HOW TO COMPLETE THIS TASK:
Look for "avatar" in the material below and show each line that contains it.

-------- DATA PROVIDED

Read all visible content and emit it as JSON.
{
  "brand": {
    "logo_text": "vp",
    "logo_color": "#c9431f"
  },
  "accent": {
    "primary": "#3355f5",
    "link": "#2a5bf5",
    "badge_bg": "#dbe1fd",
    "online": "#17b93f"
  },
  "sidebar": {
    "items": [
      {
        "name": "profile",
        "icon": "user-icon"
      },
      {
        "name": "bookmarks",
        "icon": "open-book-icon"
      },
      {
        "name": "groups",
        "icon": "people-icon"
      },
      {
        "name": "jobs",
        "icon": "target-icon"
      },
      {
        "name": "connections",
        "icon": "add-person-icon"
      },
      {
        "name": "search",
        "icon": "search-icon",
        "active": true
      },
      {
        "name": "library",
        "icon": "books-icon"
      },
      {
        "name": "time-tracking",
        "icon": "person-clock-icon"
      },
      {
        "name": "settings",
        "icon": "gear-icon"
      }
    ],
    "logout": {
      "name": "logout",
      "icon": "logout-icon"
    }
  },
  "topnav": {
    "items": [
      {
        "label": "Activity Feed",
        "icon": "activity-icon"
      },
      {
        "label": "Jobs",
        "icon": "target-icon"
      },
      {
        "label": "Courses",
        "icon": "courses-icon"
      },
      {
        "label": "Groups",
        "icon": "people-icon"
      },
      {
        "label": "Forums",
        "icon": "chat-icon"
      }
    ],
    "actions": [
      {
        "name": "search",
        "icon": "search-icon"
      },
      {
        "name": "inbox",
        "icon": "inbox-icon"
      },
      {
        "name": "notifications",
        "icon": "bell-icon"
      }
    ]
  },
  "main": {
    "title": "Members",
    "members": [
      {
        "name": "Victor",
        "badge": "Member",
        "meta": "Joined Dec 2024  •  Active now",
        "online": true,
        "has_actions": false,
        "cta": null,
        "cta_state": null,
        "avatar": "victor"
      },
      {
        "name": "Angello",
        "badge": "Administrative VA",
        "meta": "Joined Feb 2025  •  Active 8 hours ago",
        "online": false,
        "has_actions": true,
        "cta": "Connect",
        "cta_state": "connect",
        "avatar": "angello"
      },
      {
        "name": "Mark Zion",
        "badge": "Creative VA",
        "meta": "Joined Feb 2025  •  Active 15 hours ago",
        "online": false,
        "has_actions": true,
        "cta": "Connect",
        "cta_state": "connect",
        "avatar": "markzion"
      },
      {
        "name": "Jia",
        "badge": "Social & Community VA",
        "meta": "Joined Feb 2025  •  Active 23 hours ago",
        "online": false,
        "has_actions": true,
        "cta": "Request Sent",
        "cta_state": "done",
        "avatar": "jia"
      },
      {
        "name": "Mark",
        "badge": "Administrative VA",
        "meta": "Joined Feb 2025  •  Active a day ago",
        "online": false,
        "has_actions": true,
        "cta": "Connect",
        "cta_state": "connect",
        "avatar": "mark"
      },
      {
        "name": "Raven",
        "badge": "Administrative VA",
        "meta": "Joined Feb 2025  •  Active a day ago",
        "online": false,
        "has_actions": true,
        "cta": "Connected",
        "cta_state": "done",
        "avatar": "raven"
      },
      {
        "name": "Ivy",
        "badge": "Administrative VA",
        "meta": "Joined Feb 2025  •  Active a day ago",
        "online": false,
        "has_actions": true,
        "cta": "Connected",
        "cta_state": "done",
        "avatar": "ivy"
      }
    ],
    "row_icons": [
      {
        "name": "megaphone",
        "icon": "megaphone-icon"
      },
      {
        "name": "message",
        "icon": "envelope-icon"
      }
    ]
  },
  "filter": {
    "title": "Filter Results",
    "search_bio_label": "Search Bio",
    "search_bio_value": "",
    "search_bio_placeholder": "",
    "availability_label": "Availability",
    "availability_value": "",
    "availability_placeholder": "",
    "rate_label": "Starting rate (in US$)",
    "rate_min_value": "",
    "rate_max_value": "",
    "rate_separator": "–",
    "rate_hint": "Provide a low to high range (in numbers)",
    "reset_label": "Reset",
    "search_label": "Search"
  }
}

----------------

SOLUTION TO THE EXERCISE:
        "avatar": "victor"
        "avatar": "angello"
        "avatar": "markzion"
        "avatar": "jia"
        "avatar": "mark"
        "avatar": "raven"
        "avatar": "ivy"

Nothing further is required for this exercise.